Proc. Natl Acad. Sci. USA (2017)

Fluids are popular design components for artificial muscles, but usually operate under high pressures that compromise safety and robustness. Now, Shuguang Li and co-workers have come up with an architecture driven by fluids at negative pressures — exploiting ideas from origami metamaterials to build biocompatible muscles capable of complex multiaxial motions.

The design proposed and tested by Li et al. involves a flexible skin filled with fluid and wrapped around a skeletal structure comprising structural voids — like those found in the complex folds of origami. A mechanical model explains the interaction of the three components: pressure differences between the internal and external fluids cause the skin to deform inward towards the voids, which in turn are driven to contract under tension.

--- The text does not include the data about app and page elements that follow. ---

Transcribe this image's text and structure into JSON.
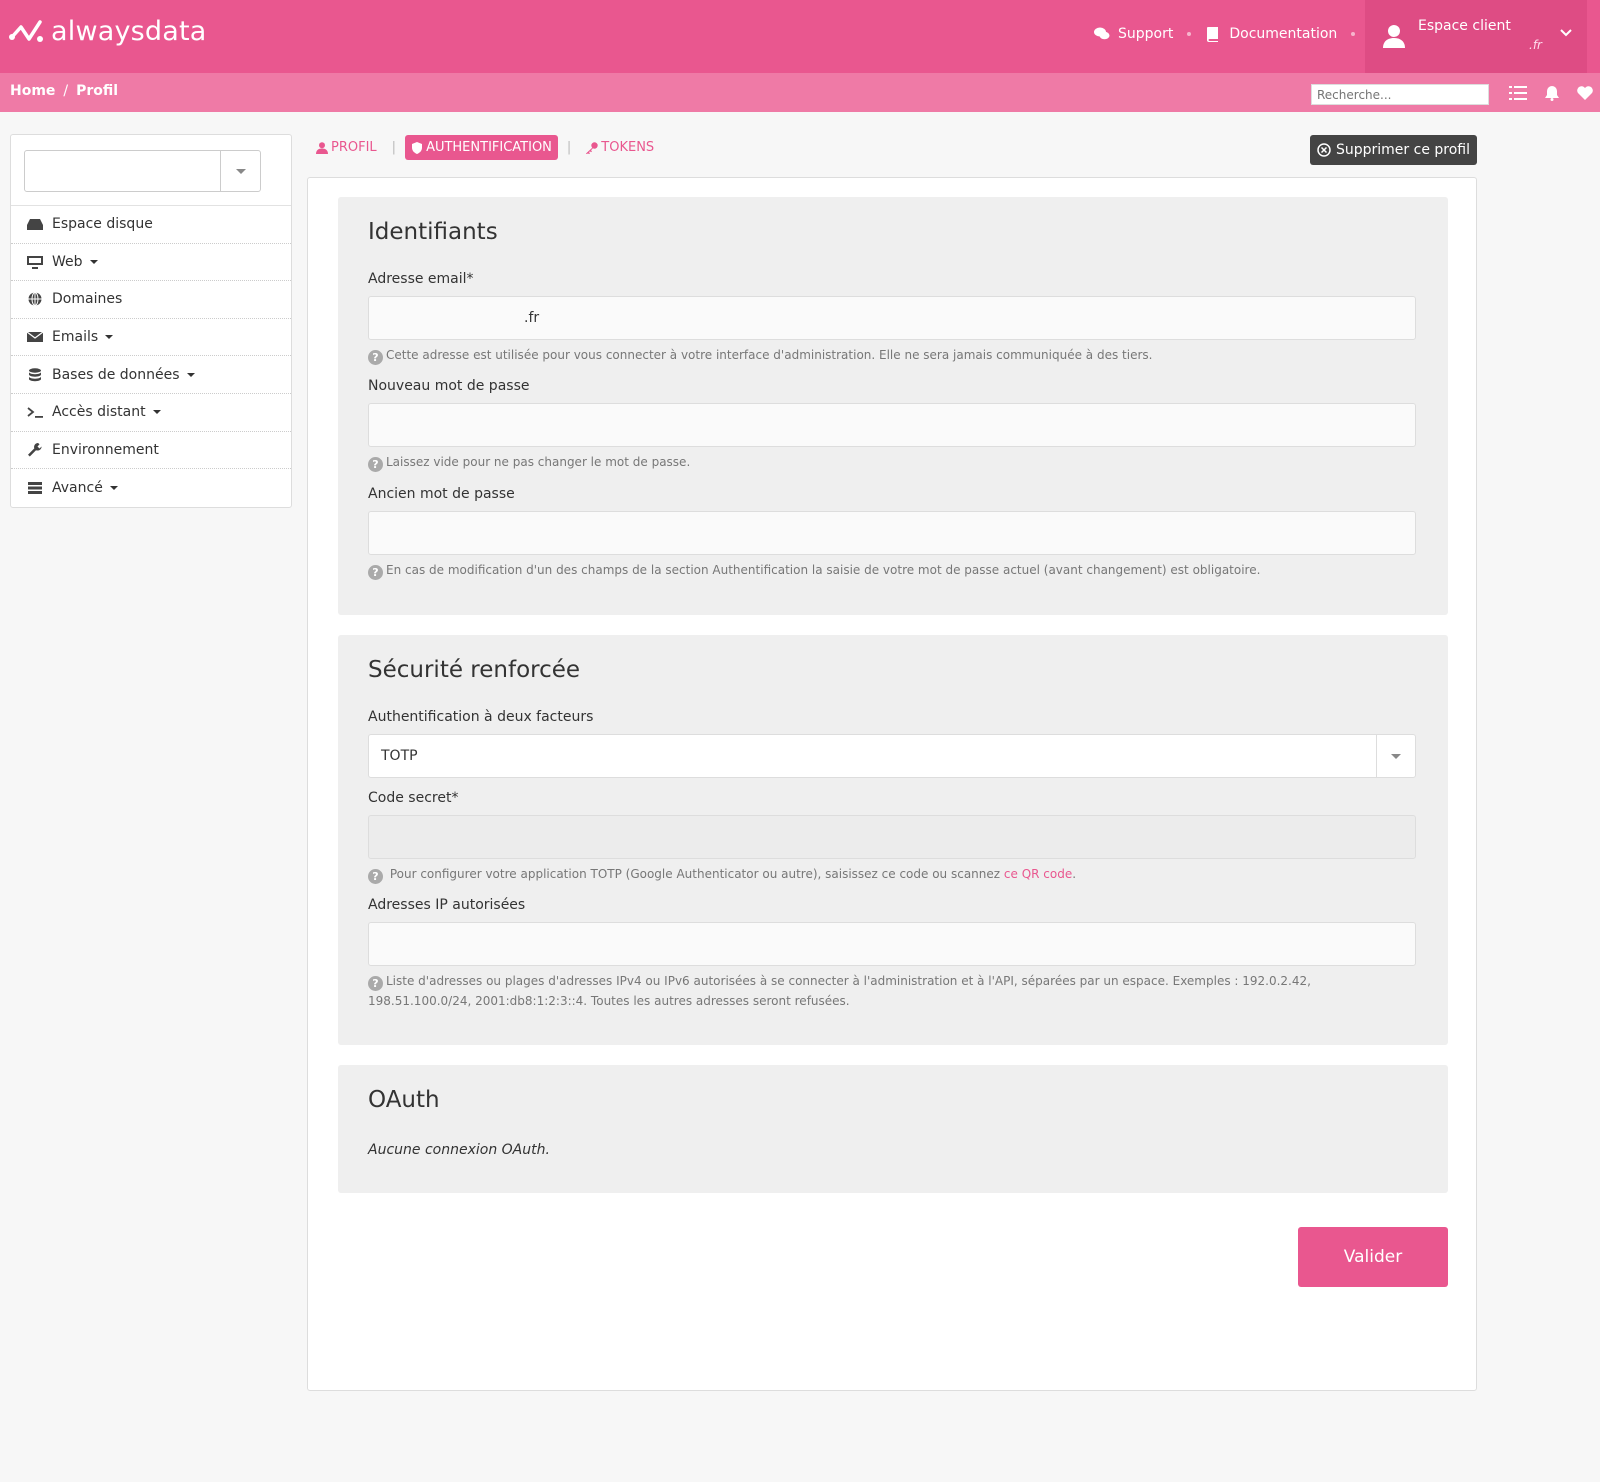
{
  "header": {
    "logo_text": "alwaysdata",
    "support_label": "Support",
    "docs_label": "Documentation",
    "account_label": "Espace client",
    "account_sub": ".fr"
  },
  "breadcrumb": {
    "home": "Home",
    "separator": "/",
    "current": "Profil"
  },
  "search": {
    "placeholder": "Recherche..."
  },
  "sidebar": {
    "items": [
      {
        "label": "Espace disque",
        "icon": "hdd-icon"
      },
      {
        "label": "Web",
        "icon": "monitor-icon"
      },
      {
        "label": "Domaines",
        "icon": "globe-icon"
      },
      {
        "label": "Emails",
        "icon": "envelope-icon"
      },
      {
        "label": "Bases de données",
        "icon": "database-icon"
      },
      {
        "label": "Accès distant",
        "icon": "terminal-icon"
      },
      {
        "label": "Environnement",
        "icon": "wrench-icon"
      },
      {
        "label": "Avancé",
        "icon": "server-icon"
      }
    ]
  },
  "tabs": {
    "profil": "PROFIL",
    "auth": "AUTHENTIFICATION",
    "tokens": "TOKENS",
    "separator": "|"
  },
  "delete_label": "Supprimer ce profil",
  "identifiants": {
    "title": "Identifiants",
    "email_label": "Adresse email*",
    "email_value": ".fr",
    "email_help": "Cette adresse est utilisée pour vous connecter à votre interface d'administration. Elle ne sera jamais communiquée à des tiers.",
    "new_pw_label": "Nouveau mot de passe",
    "new_pw_help": "Laissez vide pour ne pas changer le mot de passe.",
    "old_pw_label": "Ancien mot de passe",
    "old_pw_help": "En cas de modification d'un des champs de la section Authentification la saisie de votre mot de passe actuel (avant changement) est obligatoire."
  },
  "securite": {
    "title": "Sécurité renforcée",
    "twofa_label": "Authentification à deux facteurs",
    "twofa_value": "TOTP",
    "secret_label": "Code secret*",
    "secret_help": "Pour configurer votre application TOTP (Google Authenticator ou autre), saisissez ce code ou scannez",
    "secret_help_link": "ce QR code",
    "secret_help_end": ".",
    "ip_label": "Adresses IP autorisées",
    "ip_help": "Liste d'adresses ou plages d'adresses IPv4 ou IPv6 autorisées à se connecter à l'administration et à l'API, séparées par un espace. Exemples : 192.0.2.42, 198.51.100.0/24, 2001:db8:1:2:3::4. Toutes les autres adresses seront refusées."
  },
  "oauth": {
    "title": "OAuth",
    "empty": "Aucune connexion OAuth."
  },
  "submit_label": "Valider",
  "colors": {
    "brand": "#e9578f",
    "brand_light": "#ef7aa6",
    "dark_button": "#444444"
  }
}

The team investigated different skeletal structures, finding that linear zigzag actuators with nylon skins were able to generate actuation stresses of up to 600 kPa, six times larger than that of mammalian skeletal muscle.